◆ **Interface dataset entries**

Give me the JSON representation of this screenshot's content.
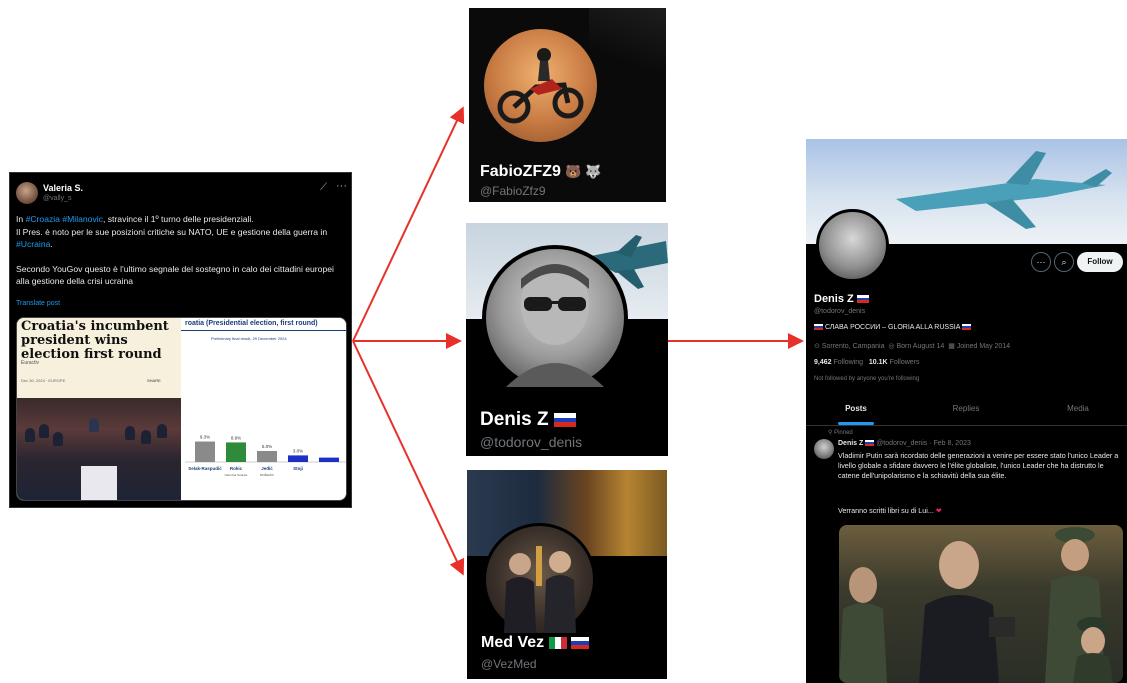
{
  "tweet": {
    "name": "Valeria S.",
    "handle": "@vally_s",
    "more_glyph": "···",
    "body_prefix": "In ",
    "tag_croazia": "#Croazia",
    "tag_milanovic": "#Milanovic",
    "body_line1_rest": ", stravince il 1º turno delle presidenziali.",
    "body_line2_a": "Il Pres. è noto per le sue posizioni critiche su NATO, UE e gestione della guerra in ",
    "tag_ucraina": "#Ucraina",
    "body_line2_end": ".",
    "body_para2": "Secondo YouGov questo è l'ultimo segnale del sostegno in calo dei cittadini europei alla gestione della crisi ucraina",
    "translate": "Translate post",
    "card": {
      "headline": "Croatia's incumbent president wins election first round",
      "author": "Euractiv",
      "date": "Dec 30, 2024 · EUROPE",
      "share": "SHARE",
      "chart_title": "roatia (Presidential election, first round)",
      "chart_subtitle": "Preliminary final result, 29 December 2024"
    }
  },
  "chart_data": {
    "type": "bar",
    "title": "roatia (Presidential election, first round)",
    "subtitle": "Preliminary final result, 29 December 2024",
    "categories": [
      "Selak-Raspudić",
      "Rokic",
      "Jeđić",
      "Stoji",
      ""
    ],
    "category_sublabels": [
      "",
      "Narodna Stranka",
      "MOŽEMO!",
      "",
      ""
    ],
    "values": [
      9.3,
      8.9,
      5.0,
      3.0,
      2.0
    ],
    "value_labels": [
      "9.3%",
      "8.9%",
      "5.0%",
      "3.0%",
      ""
    ],
    "colors": [
      "#8a8a8a",
      "#2f8a3a",
      "#8a8a8a",
      "#1d2fc4",
      "#1d2fc4"
    ],
    "ylim": [
      0,
      50
    ]
  },
  "fabio": {
    "name": "FabioZFZ9",
    "emoji": "🐻 🐺",
    "handle": "@FabioZfz9"
  },
  "denis_card": {
    "name": "Denis Z",
    "handle": "@todorov_denis"
  },
  "medvez": {
    "name": "Med Vez",
    "handle": "@VezMed"
  },
  "profile": {
    "name": "Denis Z",
    "handle": "@todorov_denis",
    "follow": "Follow",
    "bio": "СЛАВА РОССИИ – GLORIA ALLA RUSSIA",
    "location": "Sorrento, Campania",
    "born": "Born August 14",
    "joined": "Joined May 2014",
    "following_count": "9,462",
    "following_label": "Following",
    "followers_count": "10.1K",
    "followers_label": "Followers",
    "not_followed": "Not followed by anyone you're following",
    "tabs": [
      "Posts",
      "Replies",
      "Media"
    ],
    "pinned": "Pinned",
    "post_name": "Denis Z",
    "post_meta": "@todorov_denis · Feb 8, 2023",
    "post_text": "Vladimir Putin sarà ricordato delle generazioni a venire per essere stato l'unico Leader a livello globale a sfidare davvero le l'élite globaliste, l'unico Leader che ha distrutto le catene dell'unipolarismo e la schiavitù della sua élite.",
    "post_text2": "Verranno scritti libri su di Lui...",
    "heart": "❤"
  },
  "colors": {
    "arrow": "#e8302a",
    "link": "#1d9bf0",
    "background": "#ffffff"
  }
}
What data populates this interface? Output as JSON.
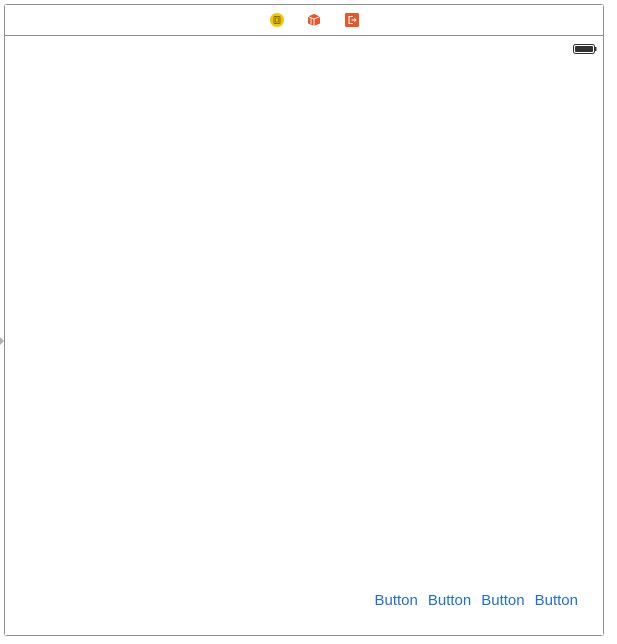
{
  "dock": {
    "icons": [
      "view-controller-icon",
      "first-responder-icon",
      "exit-icon"
    ],
    "colors": {
      "view_controller": "#f0c800",
      "first_responder": "#e8562a",
      "exit": "#e8562a"
    }
  },
  "canvas": {
    "status_bar": {
      "battery_icon": "battery-icon"
    },
    "buttons": [
      {
        "label": "Button"
      },
      {
        "label": "Button"
      },
      {
        "label": "Button"
      },
      {
        "label": "Button"
      }
    ]
  },
  "accent_color": "#1f6fd1"
}
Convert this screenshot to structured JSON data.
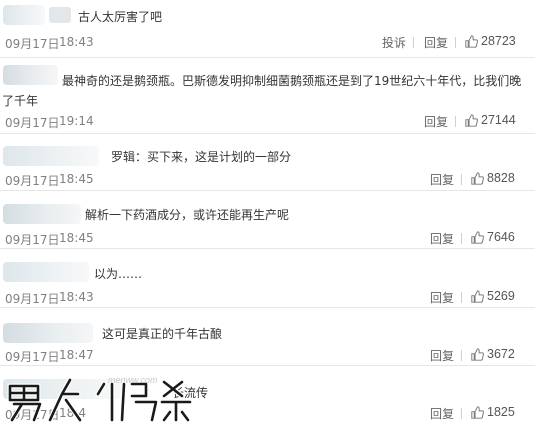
{
  "comments": [
    {
      "text": "古人太厉害了吧",
      "date": "09月17日",
      "time": "18:43",
      "report": "投诉",
      "reply": "回复",
      "likes": "28723"
    },
    {
      "text": "最神奇的还是鹅颈瓶。巴斯德发明抑制细菌鹅颈瓶还是到了19世纪六十年代，比我们晚了千年",
      "date": "09月17日",
      "time": "19:14",
      "reply": "回复",
      "likes": "27144"
    },
    {
      "text": "罗辑：买下来，这是计划的一部分",
      "date": "09月17日",
      "time": "18:45",
      "reply": "回复",
      "likes": "8828"
    },
    {
      "text": "解析一下药酒成分，或许还能再生产呢",
      "date": "09月17日",
      "time": "18:45",
      "reply": "回复",
      "likes": "7646"
    },
    {
      "text": "以为……",
      "date": "09月17日",
      "time": "18:43",
      "reply": "回复",
      "likes": "5269"
    },
    {
      "text": "这可是真正的千年古酿",
      "date": "09月17日",
      "time": "18:47",
      "reply": "回复",
      "likes": "3672"
    },
    {
      "text": "长流传",
      "date": "09月17日",
      "time": "18:4",
      "reply": "回复",
      "likes": "1825"
    }
  ],
  "watermark": {
    "logo_text": "男人世界",
    "url": "menww.com"
  },
  "colors": {
    "text": "#333333",
    "meta": "#808080",
    "divider": "#e6e6e6",
    "blur": "#e3e8eb"
  },
  "icons": {
    "like": "thumbs-up-icon"
  }
}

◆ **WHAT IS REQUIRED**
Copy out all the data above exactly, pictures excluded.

◆ **EXERCISE SOLUTION**
Give me the JSON representation of this screenshot's content.
{
  "tweet": {
    "name": "Valeria S.",
    "handle": "@vally_s",
    "more_glyph": "···",
    "body_prefix": "In ",
    "tag_croazia": "#Croazia",
    "tag_milanovic": "#Milanovic",
    "body_line1_rest": ", stravince il 1º turno delle presidenziali.",
    "body_line2_a": "Il Pres. è noto per le sue posizioni critiche su NATO, UE e gestione della guerra in ",
    "tag_ucraina": "#Ucraina",
    "body_line2_end": ".",
    "body_para2": "Secondo YouGov questo è l'ultimo segnale del sostegno in calo dei cittadini europei alla gestione della crisi ucraina",
    "translate": "Translate post",
    "card": {
      "headline": "Croatia's incumbent president wins election first round",
      "author": "Euractiv",
      "date": "Dec 30, 2024 · EUROPE",
      "share": "SHARE",
      "chart_title": "roatia (Presidential election, first round)",
      "chart_subtitle": "Preliminary final result, 29 December 2024"
    }
  },
  "chart_data": {
    "type": "bar",
    "title": "roatia (Presidential election, first round)",
    "subtitle": "Preliminary final result, 29 December 2024",
    "categories": [
      "Selak-Raspudić",
      "Rokic",
      "Jeđić",
      "Stoji",
      ""
    ],
    "category_sublabels": [
      "",
      "Narodna Stranka",
      "MOŽEMO!",
      "",
      ""
    ],
    "values": [
      9.3,
      8.9,
      5.0,
      3.0,
      2.0
    ],
    "value_labels": [
      "9.3%",
      "8.9%",
      "5.0%",
      "3.0%",
      ""
    ],
    "colors": [
      "#8a8a8a",
      "#2f8a3a",
      "#8a8a8a",
      "#1d2fc4",
      "#1d2fc4"
    ],
    "ylim": [
      0,
      50
    ]
  },
  "fabio": {
    "name": "FabioZFZ9",
    "emoji": "🐻 🐺",
    "handle": "@FabioZfz9"
  },
  "denis_card": {
    "name": "Denis Z",
    "handle": "@todorov_denis"
  },
  "medvez": {
    "name": "Med Vez",
    "handle": "@VezMed"
  },
  "profile": {
    "name": "Denis Z",
    "handle": "@todorov_denis",
    "follow": "Follow",
    "bio": "СЛАВА РОССИИ – GLORIA ALLA RUSSIA",
    "location": "Sorrento, Campania",
    "born": "Born August 14",
    "joined": "Joined May 2014",
    "following_count": "9,462",
    "following_label": "Following",
    "followers_count": "10.1K",
    "followers_label": "Followers",
    "not_followed": "Not followed by anyone you're following",
    "tabs": [
      "Posts",
      "Replies",
      "Media"
    ],
    "pinned": "Pinned",
    "post_name": "Denis Z",
    "post_meta": "@todorov_denis · Feb 8, 2023",
    "post_text": "Vladimir Putin sarà ricordato delle generazioni a venire per essere stato l'unico Leader a livello globale a sfidare davvero le l'élite globaliste, l'unico Leader che ha distrutto le catene dell'unipolarismo e la schiavitù della sua élite.",
    "post_text2": "Verranno scritti libri su di Lui...",
    "heart": "❤"
  },
  "colors": {
    "arrow": "#e8302a",
    "link": "#1d9bf0",
    "background": "#ffffff"
  }
}
What data populates this interface? Output as JSON.
{
  "dock": {
    "icons": [
      "view-controller-icon",
      "first-responder-icon",
      "exit-icon"
    ],
    "colors": {
      "view_controller": "#f0c800",
      "first_responder": "#e8562a",
      "exit": "#e8562a"
    }
  },
  "canvas": {
    "status_bar": {
      "battery_icon": "battery-icon"
    },
    "buttons": [
      {
        "label": "Button"
      },
      {
        "label": "Button"
      },
      {
        "label": "Button"
      },
      {
        "label": "Button"
      }
    ]
  },
  "accent_color": "#1f6fd1"
}
Convert this screenshot to structured JSON data.
{
  "comments": [
    {
      "text": "古人太厉害了吧",
      "date": "09月17日",
      "time": "18:43",
      "report": "投诉",
      "reply": "回复",
      "likes": "28723"
    },
    {
      "text": "最神奇的还是鹅颈瓶。巴斯德发明抑制细菌鹅颈瓶还是到了19世纪六十年代，比我们晚了千年",
      "date": "09月17日",
      "time": "19:14",
      "reply": "回复",
      "likes": "27144"
    },
    {
      "text": "罗辑：买下来，这是计划的一部分",
      "date": "09月17日",
      "time": "18:45",
      "reply": "回复",
      "likes": "8828"
    },
    {
      "text": "解析一下药酒成分，或许还能再生产呢",
      "date": "09月17日",
      "time": "18:45",
      "reply": "回复",
      "likes": "7646"
    },
    {
      "text": "以为……",
      "date": "09月17日",
      "time": "18:43",
      "reply": "回复",
      "likes": "5269"
    },
    {
      "text": "这可是真正的千年古酿",
      "date": "09月17日",
      "time": "18:47",
      "reply": "回复",
      "likes": "3672"
    },
    {
      "text": "长流传",
      "date": "09月17日",
      "time": "18:4",
      "reply": "回复",
      "likes": "1825"
    }
  ],
  "watermark": {
    "logo_text": "男人世界",
    "url": "menww.com"
  },
  "colors": {
    "text": "#333333",
    "meta": "#808080",
    "divider": "#e6e6e6",
    "blur": "#e3e8eb"
  },
  "icons": {
    "like": "thumbs-up-icon"
  }
}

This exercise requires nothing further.